Obviously this question is best answered by holding the works of Emerson and Thoreau up to comparison. It is well-known that Ralph Waldo Emerson disapproved of Thoreau's decision to go to jail as an act of civil disobedience. Indeed, he disagreed with the idea of civil disobedience itself. But there is no doubt that Emerson's concept of self-reliance was to a great extent taken to its logical end-point with Thoreau's concept of civil disobedience. Throughout "Self-Reliance," Emerson advocates non-conformity, self-discipline, and the kind of individualism embodied by the phrase "trust thyself." He claims, in general, that great people throughout history had transcended their society precisely because they followed the dictates of their own conscience. Thoreau agreed with all of that, but sought to understand how an individual could function in a civil society, particularly one that was democratic, when his conscience ran counter to the laws of that society. In other words, in a majoritarian democracy, what was one to do when the majority was wrong? Thoreau's answer was that the state had no authority over a man's soul, and that if a law ran contrary to the dictates of one's conscience, one was under no moral obligation to obey it. This was his rationale for refusing to pay a poll tax, and he served a very short jail term as a consequence. He urged his readers to consider their individual consciences in relation to the law:
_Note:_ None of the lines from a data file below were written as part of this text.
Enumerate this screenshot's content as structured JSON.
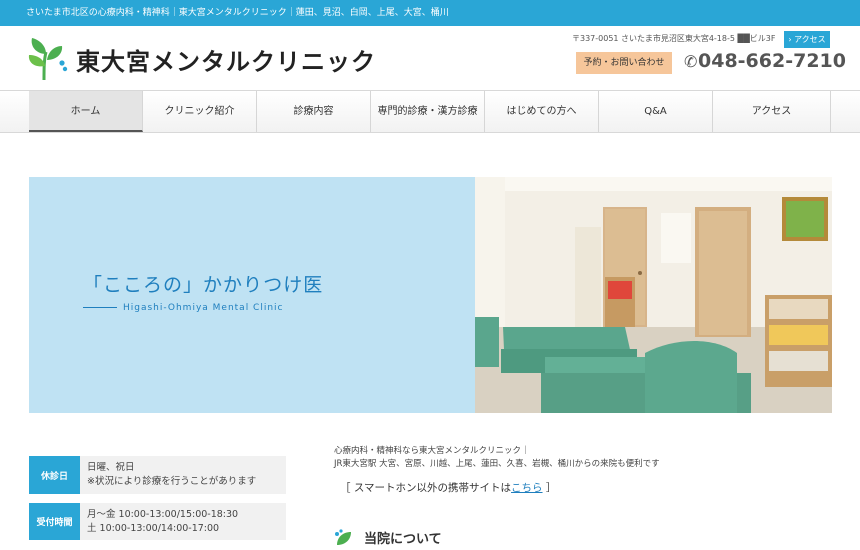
{
  "topbar": {
    "text": "さいたま市北区の心療内科・精神科｜東大宮メンタルクリニック｜蓮田、見沼、白岡、上尾、大宮、桶川"
  },
  "header": {
    "clinic_name": "東大宮メンタルクリニック",
    "address": "〒337-0051 さいたま市見沼区東大宮4-18-5 ██ビル3F",
    "access_label": "› アクセス",
    "contact_label": "予約・お問い合わせ",
    "phone": "048-662-7210"
  },
  "nav": {
    "items": [
      {
        "label": "ホーム"
      },
      {
        "label": "クリニック紹介"
      },
      {
        "label": "診療内容"
      },
      {
        "label": "専門的診療・漢方診療"
      },
      {
        "label": "はじめての方へ"
      },
      {
        "label": "Q&A"
      },
      {
        "label": "アクセス"
      }
    ]
  },
  "hero": {
    "title": "「こころの」かかりつけ医",
    "subtitle": "Higashi-Ohmiya Mental Clinic"
  },
  "info": {
    "closed_label": "休診日",
    "closed_line1": "日曜、祝日",
    "closed_line2": "※状況により診療を行うことがあります",
    "hours_label": "受付時間",
    "hours_line1": "月～金 10:00-13:00/15:00-18:30",
    "hours_line2": "土 10:00-13:00/14:00-17:00"
  },
  "intro": {
    "line1": "心療内科・精神科なら東大宮メンタルクリニック｜",
    "line2": "JR東大宮駅 大宮、宮原、川越、上尾、蓮田、久喜、岩槻、桶川からの来院も便利です"
  },
  "mobile_note": {
    "prefix": "［ スマートホン以外の携帯サイトは",
    "link": "こちら",
    "suffix": " ］"
  },
  "about": {
    "title": "当院について"
  },
  "colors": {
    "accent": "#2aa6d6",
    "logo_green": "#4caf50",
    "contact_bg": "#f6c69a",
    "hero_blue": "#bfe2f3"
  },
  "icons": {
    "logo": "leaf-logo-icon",
    "phone": "phone-icon",
    "section": "leaf-icon"
  }
}
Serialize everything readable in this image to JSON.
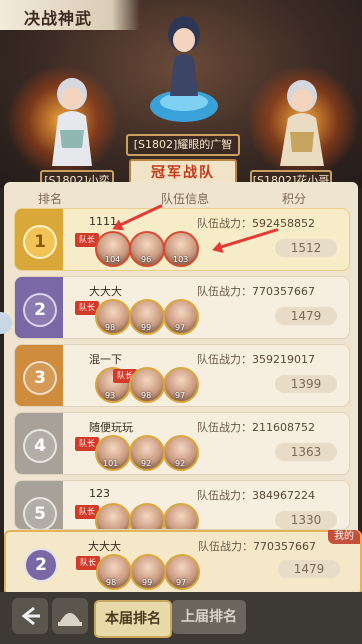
{
  "hero": {
    "title": "决战神武",
    "champion_label": "冠军战队",
    "plates": {
      "center": "[S1802]耀眼的广智",
      "left": "[S1802]小奕",
      "right": "[S1802]花小哥"
    }
  },
  "table": {
    "headers": [
      "排名",
      "队伍信息",
      "积分"
    ]
  },
  "power_prefix": "队伍战力：",
  "captain_label": "队长",
  "rows": [
    {
      "rank": "1",
      "name": "1111",
      "power": "592458852",
      "score": "1512",
      "levels": [
        "104",
        "96",
        "103"
      ]
    },
    {
      "rank": "2",
      "name": "大大大",
      "power": "770357667",
      "score": "1479",
      "levels": [
        "98",
        "99",
        "97"
      ]
    },
    {
      "rank": "3",
      "name": "混一下",
      "power": "359219017",
      "score": "1399",
      "levels": [
        "93",
        "98",
        "97"
      ]
    },
    {
      "rank": "4",
      "name": "随便玩玩",
      "power": "211608752",
      "score": "1363",
      "levels": [
        "101",
        "92",
        "92"
      ]
    },
    {
      "rank": "5",
      "name": "123",
      "power": "384967224",
      "score": "1330",
      "levels": [
        "",
        "",
        ""
      ]
    }
  ],
  "my_row": {
    "tag": "我的",
    "rank": "2",
    "name": "大大大",
    "power": "770357667",
    "score": "1479",
    "levels": [
      "98",
      "99",
      "97"
    ]
  },
  "tabs": {
    "current": "本届排名",
    "previous": "上届排名"
  },
  "colors": {
    "gold": "#d9a73a",
    "purple": "#7a67a6",
    "orange": "#cf8c3d",
    "gray": "#a7a19a",
    "red_arrow": "#e53935"
  }
}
[I]f it [the law] is of such a nature that it requires you to be the agent of injustice to another, then, I say, break the law. Let your life be a counter-friction to stop the machine. What I have to do is to see, at any rate, that I do not lend myself to the wrong which I condemn.
So in many ways, Thoreau is living the philosophy of self-reliance, in the sense that he does not look to the state (in America, the people) for guidance as to righteousness. What these two philosophies had in common, then, is that they encouraged people to look inward, to value their own consciences.